- I Spit On Your Grave (1978) is an extremely graphic rape and revenge horror film based in New York City. Controversy surrounding the film’s 30-minute gang-rape scene and gory violence turned this film from “worst movie ever made” to a cult classic.
- Attack of the Killer Tomatoes! (1978) involves UFOs, Bigfoot, communists, and, but of course, killer tomatoes who are on the attack.
- Coma (1978) when several patients unexpectedly die during operations, a plot to sell their body parts is uncovered.
- Dawn of the Dead (1978) is George Romero’s follow-up to Night of the Living Dead, this time set in a shopping mall.
- Piranha (1978) is, like Orca, an attempt to capitalize on the success of Jaws, but this time swapping out piranhas for a shark.

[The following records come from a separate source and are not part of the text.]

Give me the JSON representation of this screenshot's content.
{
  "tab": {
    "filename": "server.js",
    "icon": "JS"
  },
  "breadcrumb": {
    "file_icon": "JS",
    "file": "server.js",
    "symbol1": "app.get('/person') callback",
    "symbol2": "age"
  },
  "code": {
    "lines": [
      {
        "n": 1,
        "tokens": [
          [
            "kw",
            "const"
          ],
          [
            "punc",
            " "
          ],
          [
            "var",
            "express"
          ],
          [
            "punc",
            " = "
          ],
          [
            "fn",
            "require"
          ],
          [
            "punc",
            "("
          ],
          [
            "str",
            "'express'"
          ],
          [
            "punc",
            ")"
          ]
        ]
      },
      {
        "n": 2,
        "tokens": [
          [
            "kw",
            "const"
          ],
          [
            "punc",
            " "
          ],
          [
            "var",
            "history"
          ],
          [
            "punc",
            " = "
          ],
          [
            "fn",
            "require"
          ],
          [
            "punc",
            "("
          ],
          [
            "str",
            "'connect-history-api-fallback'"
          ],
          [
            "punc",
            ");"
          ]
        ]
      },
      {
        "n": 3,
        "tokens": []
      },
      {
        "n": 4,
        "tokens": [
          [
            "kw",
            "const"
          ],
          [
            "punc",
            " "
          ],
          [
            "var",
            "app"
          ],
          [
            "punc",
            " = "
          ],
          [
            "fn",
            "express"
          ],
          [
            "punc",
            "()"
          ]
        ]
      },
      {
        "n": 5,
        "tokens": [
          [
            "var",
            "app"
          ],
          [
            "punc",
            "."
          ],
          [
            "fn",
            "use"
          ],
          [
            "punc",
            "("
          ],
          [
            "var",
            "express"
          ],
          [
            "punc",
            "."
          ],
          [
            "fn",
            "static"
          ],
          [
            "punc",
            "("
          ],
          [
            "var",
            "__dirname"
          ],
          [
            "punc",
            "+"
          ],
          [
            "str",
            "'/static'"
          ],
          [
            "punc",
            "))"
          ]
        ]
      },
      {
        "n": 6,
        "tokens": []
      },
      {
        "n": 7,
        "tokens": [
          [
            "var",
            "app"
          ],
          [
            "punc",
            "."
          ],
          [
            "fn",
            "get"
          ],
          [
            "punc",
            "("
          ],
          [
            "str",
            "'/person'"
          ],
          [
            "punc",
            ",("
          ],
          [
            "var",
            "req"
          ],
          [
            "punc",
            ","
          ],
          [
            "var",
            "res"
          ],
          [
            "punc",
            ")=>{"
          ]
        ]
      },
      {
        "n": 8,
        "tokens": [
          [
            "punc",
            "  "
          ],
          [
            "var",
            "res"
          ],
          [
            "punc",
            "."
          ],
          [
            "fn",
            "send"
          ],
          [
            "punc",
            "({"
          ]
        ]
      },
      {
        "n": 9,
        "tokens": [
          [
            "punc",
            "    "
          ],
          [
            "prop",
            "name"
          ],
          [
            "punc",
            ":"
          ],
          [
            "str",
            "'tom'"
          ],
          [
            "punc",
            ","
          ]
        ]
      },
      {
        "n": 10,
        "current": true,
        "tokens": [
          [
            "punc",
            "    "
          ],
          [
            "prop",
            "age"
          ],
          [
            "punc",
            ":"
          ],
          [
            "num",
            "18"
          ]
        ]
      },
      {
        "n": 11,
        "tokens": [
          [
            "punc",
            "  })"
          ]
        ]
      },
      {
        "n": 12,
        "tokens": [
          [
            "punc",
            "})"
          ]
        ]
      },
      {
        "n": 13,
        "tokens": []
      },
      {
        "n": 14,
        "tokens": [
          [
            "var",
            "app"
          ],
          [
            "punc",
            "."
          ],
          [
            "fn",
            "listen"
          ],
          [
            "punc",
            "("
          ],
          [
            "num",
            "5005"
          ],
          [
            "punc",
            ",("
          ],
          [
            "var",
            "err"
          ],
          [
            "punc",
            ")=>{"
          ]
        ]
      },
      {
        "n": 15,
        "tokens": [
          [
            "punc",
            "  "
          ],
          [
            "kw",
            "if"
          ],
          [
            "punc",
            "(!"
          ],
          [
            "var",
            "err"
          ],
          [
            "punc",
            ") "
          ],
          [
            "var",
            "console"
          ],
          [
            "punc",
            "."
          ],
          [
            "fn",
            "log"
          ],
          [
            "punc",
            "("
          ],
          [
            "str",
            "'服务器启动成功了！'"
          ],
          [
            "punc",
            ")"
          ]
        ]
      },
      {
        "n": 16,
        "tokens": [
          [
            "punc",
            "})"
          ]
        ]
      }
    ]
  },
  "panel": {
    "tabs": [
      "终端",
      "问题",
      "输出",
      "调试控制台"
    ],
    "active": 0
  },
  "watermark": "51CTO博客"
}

- The Grapes of Death (1978) tells the sad tale of a young woman trapped in a village where pesticides have turned everyone into zombies.
- The Amityville Horror (1979) is based on a real-life murder of an entire family on a house in Long Island in 1974.
- Prophecy (1979) involves a mutant alien spawn that sort of looks like a wadded-up blob of bubble gum that you find under a movie-theater seat.
- The Brood (1979) disfigured children rain holy hell on a major city while a self-absorbed couple is desperately trying to finish their divorce proceedings.